:: DATA LISTING ::
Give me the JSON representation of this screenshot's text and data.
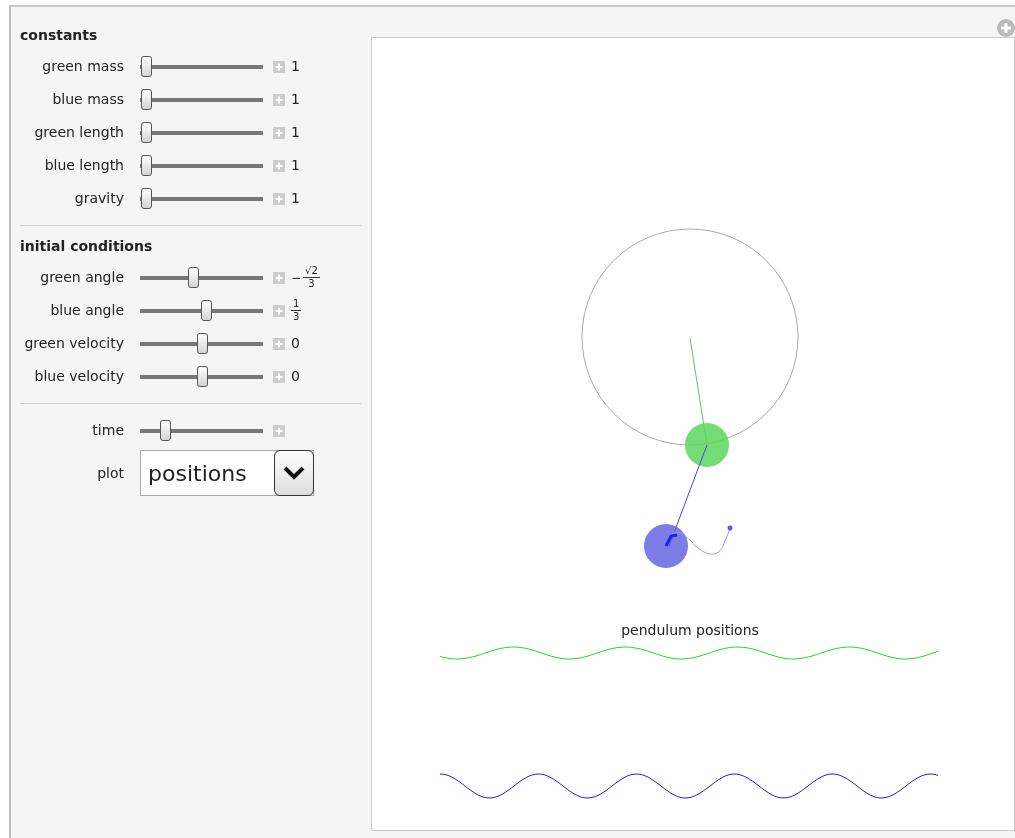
{
  "sections": [
    {
      "title": "constants",
      "controls": [
        {
          "kind": "slider",
          "label": "green mass",
          "level": 0.05,
          "value": {
            "kind": "text",
            "text": "1"
          }
        },
        {
          "kind": "slider",
          "label": "blue mass",
          "level": 0.05,
          "value": {
            "kind": "text",
            "text": "1"
          }
        },
        {
          "kind": "slider",
          "label": "green length",
          "level": 0.05,
          "value": {
            "kind": "text",
            "text": "1"
          }
        },
        {
          "kind": "slider",
          "label": "blue length",
          "level": 0.05,
          "value": {
            "kind": "text",
            "text": "1"
          }
        },
        {
          "kind": "slider",
          "label": "gravity",
          "level": 0.05,
          "value": {
            "kind": "text",
            "text": "1"
          }
        }
      ]
    },
    {
      "title": "initial conditions",
      "controls": [
        {
          "kind": "slider",
          "label": "green angle",
          "level": 0.43,
          "value": {
            "kind": "fraction",
            "sign": "−",
            "numerator": "√2",
            "denominator": "3"
          }
        },
        {
          "kind": "slider",
          "label": "blue angle",
          "level": 0.54,
          "value": {
            "kind": "fraction",
            "numerator": "1",
            "denominator": "3"
          }
        },
        {
          "kind": "slider",
          "label": "green velocity",
          "level": 0.5,
          "value": {
            "kind": "text",
            "text": "0"
          }
        },
        {
          "kind": "slider",
          "label": "blue velocity",
          "level": 0.5,
          "value": {
            "kind": "text",
            "text": "0"
          }
        }
      ]
    },
    {
      "controls": [
        {
          "kind": "slider",
          "label": "time",
          "level": 0.2
        },
        {
          "kind": "dropdown",
          "label": "plot",
          "value": "positions"
        }
      ]
    }
  ],
  "plot": {
    "title": "pendulum positions"
  }
}
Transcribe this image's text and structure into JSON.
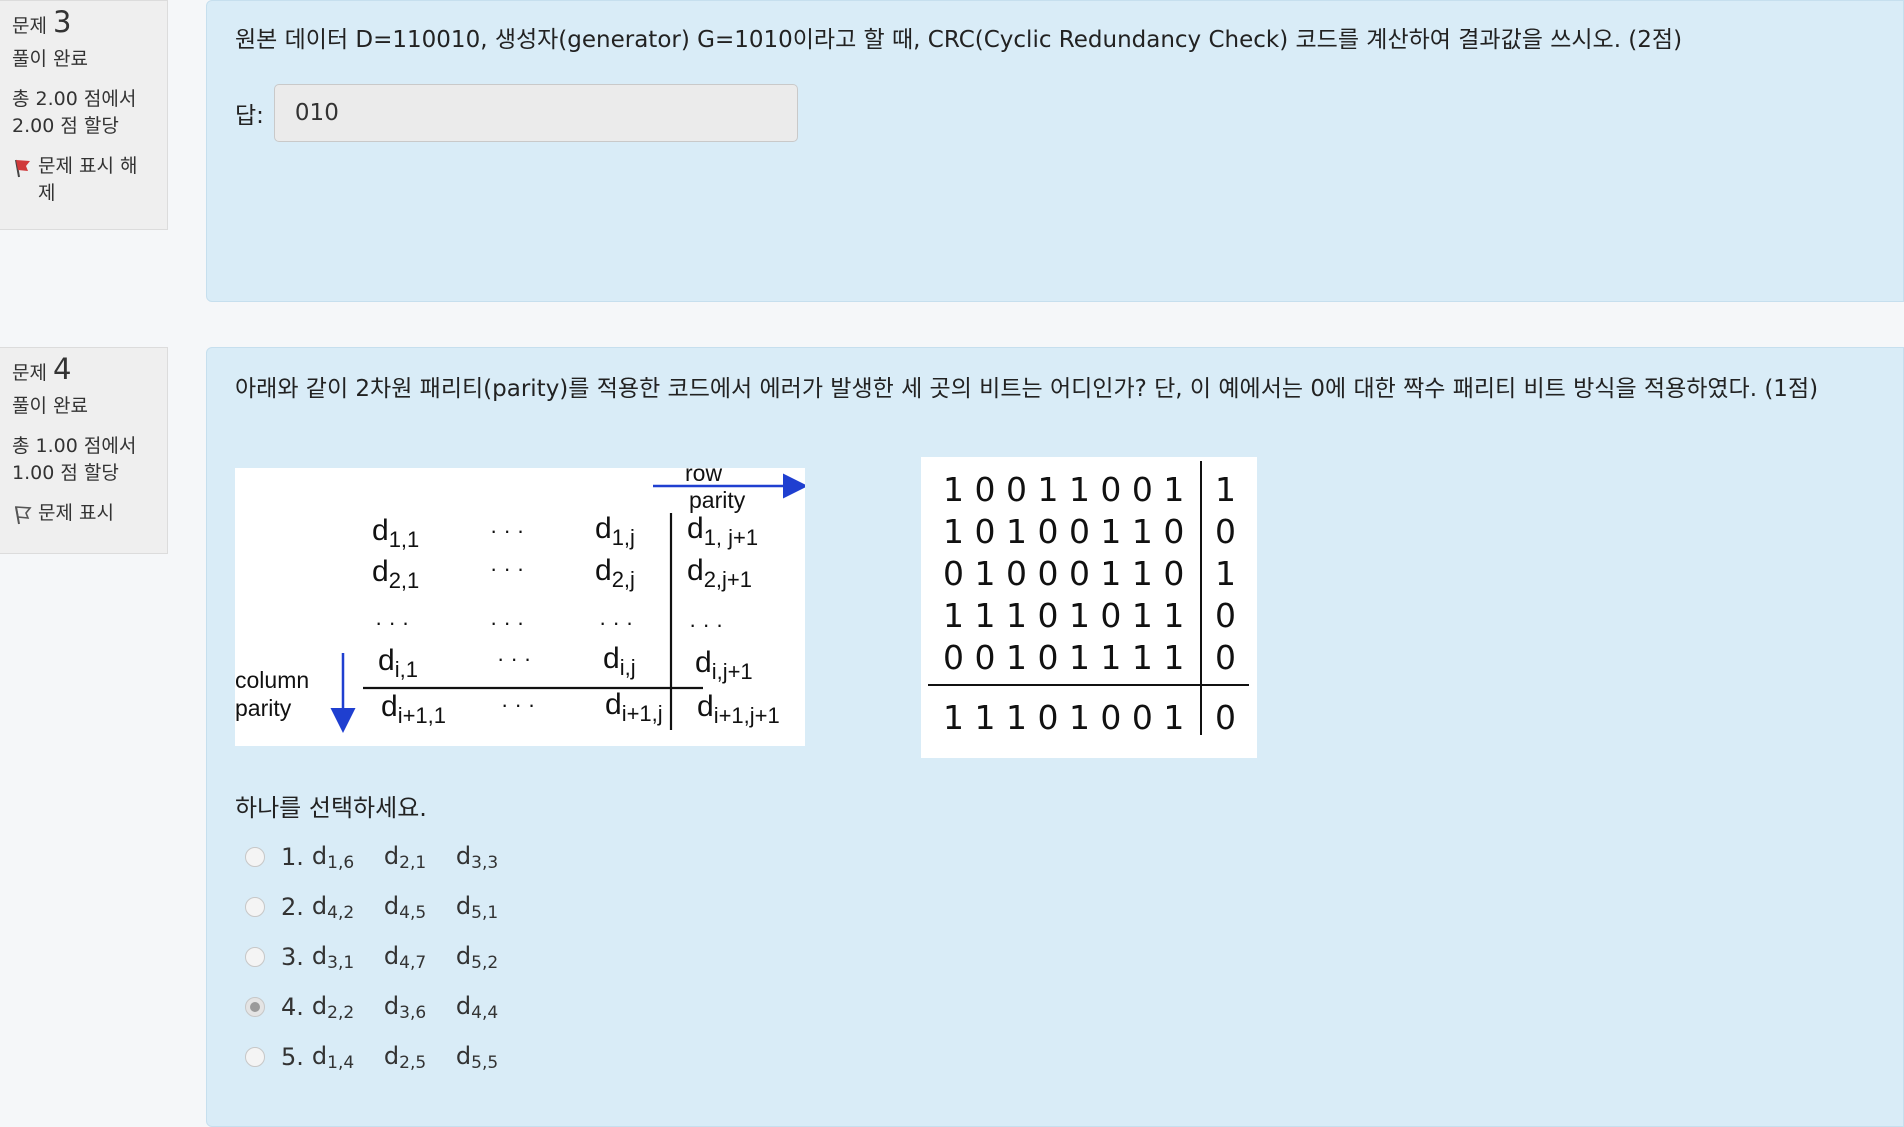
{
  "q3": {
    "label": "문제",
    "number": "3",
    "state": "풀이 완료",
    "grade_line1": "총 2.00 점에서",
    "grade_line2": "2.00 점 할당",
    "flag_label": "문제 표시 해제",
    "flag_icon": "flag-filled-icon",
    "flag_color": "#d0393b",
    "text": "원본 데이터 D=110010, 생성자(generator) G=1010이라고 할 때, CRC(Cyclic Redundancy Check) 코드를 계산하여 결과값을 쓰시오. (2점)",
    "answer_label": "답:",
    "answer_value": "010"
  },
  "q4": {
    "label": "문제",
    "number": "4",
    "state": "풀이 완료",
    "grade_line1": "총 1.00 점에서",
    "grade_line2": "1.00 점 할당",
    "flag_label": "문제 표시",
    "flag_icon": "flag-outline-icon",
    "text": "아래와 같이 2차원 패리티(parity)를 적용한 코드에서 에러가 발생한 세 곳의 비트는 어디인가? 단, 이 예에서는 0에 대한 짝수 패리티 비트 방식을 적용하였다. (1점)",
    "parity_diagram": {
      "row_parity_label": [
        "row",
        "parity"
      ],
      "column_parity_label": [
        "column",
        "parity"
      ],
      "rows": [
        [
          "d",
          "1,1",
          "· · ·",
          "d",
          "1,j",
          "d",
          "1, j+1"
        ],
        [
          "d",
          "2,1",
          "· · ·",
          "d",
          "2,j",
          "d",
          "2,j+1"
        ],
        [
          "· · ·",
          "",
          "· · ·",
          "· · ·",
          "",
          "· · ·",
          ""
        ],
        [
          "d",
          "i,1",
          "· · ·",
          "d",
          "i,j",
          "d",
          "i,j+1"
        ],
        [
          "d",
          "i+1,1",
          "· · ·",
          "d",
          "i+1,j",
          "d",
          "i+1,j+1"
        ]
      ]
    },
    "bit_table": {
      "rows": [
        [
          "1 0 0 1 1 0 0 1",
          "1"
        ],
        [
          "1 0 1 0 0 1 1 0",
          "0"
        ],
        [
          "0 1 0 0 0 1 1 0",
          "1"
        ],
        [
          "1 1 1 0 1 0 1 1",
          "0"
        ],
        [
          "0 0 1 0 1 1 1 1",
          "0"
        ]
      ],
      "parity_row": [
        "1 1 1 0 1 0 0 1",
        "0"
      ]
    },
    "select_prompt": "하나를 선택하세요.",
    "options": [
      {
        "num": "1.",
        "terms": [
          [
            "d",
            "1,6"
          ],
          [
            "d",
            "2,1"
          ],
          [
            "d",
            "3,3"
          ]
        ],
        "selected": false
      },
      {
        "num": "2.",
        "terms": [
          [
            "d",
            "4,2"
          ],
          [
            "d",
            "4,5"
          ],
          [
            "d",
            "5,1"
          ]
        ],
        "selected": false
      },
      {
        "num": "3.",
        "terms": [
          [
            "d",
            "3,1"
          ],
          [
            "d",
            "4,7"
          ],
          [
            "d",
            "5,2"
          ]
        ],
        "selected": false
      },
      {
        "num": "4.",
        "terms": [
          [
            "d",
            "2,2"
          ],
          [
            "d",
            "3,6"
          ],
          [
            "d",
            "4,4"
          ]
        ],
        "selected": true
      },
      {
        "num": "5.",
        "terms": [
          [
            "d",
            "1,4"
          ],
          [
            "d",
            "2,5"
          ],
          [
            "d",
            "5,5"
          ]
        ],
        "selected": false
      }
    ]
  }
}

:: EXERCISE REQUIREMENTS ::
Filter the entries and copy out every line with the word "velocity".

:: EXERCISE RESPONSE ::
          "label": "green velocity",
          "label": "blue velocity",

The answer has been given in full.